■ Work request: Every line of the material must be set down again without alteration.

■ Source material:

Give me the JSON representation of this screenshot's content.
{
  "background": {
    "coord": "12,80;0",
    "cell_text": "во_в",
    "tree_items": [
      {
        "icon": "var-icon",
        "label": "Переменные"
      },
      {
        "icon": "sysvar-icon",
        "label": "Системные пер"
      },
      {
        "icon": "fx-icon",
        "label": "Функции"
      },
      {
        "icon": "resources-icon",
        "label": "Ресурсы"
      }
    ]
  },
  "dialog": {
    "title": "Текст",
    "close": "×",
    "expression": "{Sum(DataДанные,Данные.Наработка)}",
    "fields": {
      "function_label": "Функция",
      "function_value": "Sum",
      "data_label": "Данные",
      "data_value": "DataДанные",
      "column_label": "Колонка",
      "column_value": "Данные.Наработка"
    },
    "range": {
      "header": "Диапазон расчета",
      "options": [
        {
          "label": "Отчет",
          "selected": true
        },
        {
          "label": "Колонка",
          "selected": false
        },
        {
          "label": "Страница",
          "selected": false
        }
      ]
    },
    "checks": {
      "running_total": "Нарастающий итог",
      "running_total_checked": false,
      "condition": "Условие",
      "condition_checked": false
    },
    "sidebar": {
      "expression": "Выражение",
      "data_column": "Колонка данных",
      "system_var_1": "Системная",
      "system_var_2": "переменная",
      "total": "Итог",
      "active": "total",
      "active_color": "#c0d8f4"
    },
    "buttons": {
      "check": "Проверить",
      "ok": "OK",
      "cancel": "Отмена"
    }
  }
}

■ Output for this task:
Give me the JSON representation of this screenshot's content.
{
  "background": {
    "coord": "12,80;0",
    "cell_text": "во_в",
    "tree_items": [
      {
        "icon": "var-icon",
        "label": "Переменные"
      },
      {
        "icon": "sysvar-icon",
        "label": "Системные пер"
      },
      {
        "icon": "fx-icon",
        "label": "Функции"
      },
      {
        "icon": "resources-icon",
        "label": "Ресурсы"
      }
    ]
  },
  "dialog": {
    "title": "Текст",
    "close": "×",
    "expression": "{Sum(DataДанные,Данные.Наработка)}",
    "fields": {
      "function_label": "Функция",
      "function_value": "Sum",
      "data_label": "Данные",
      "data_value": "DataДанные",
      "column_label": "Колонка",
      "column_value": "Данные.Наработка"
    },
    "range": {
      "header": "Диапазон расчета",
      "options": [
        {
          "label": "Отчет",
          "selected": true
        },
        {
          "label": "Колонка",
          "selected": false
        },
        {
          "label": "Страница",
          "selected": false
        }
      ]
    },
    "checks": {
      "running_total": "Нарастающий итог",
      "running_total_checked": false,
      "condition": "Условие",
      "condition_checked": false
    },
    "sidebar": {
      "expression": "Выражение",
      "data_column": "Колонка данных",
      "system_var_1": "Системная",
      "system_var_2": "переменная",
      "total": "Итог",
      "active": "total",
      "active_color": "#c0d8f4"
    },
    "buttons": {
      "check": "Проверить",
      "ok": "OK",
      "cancel": "Отмена"
    }
  }
}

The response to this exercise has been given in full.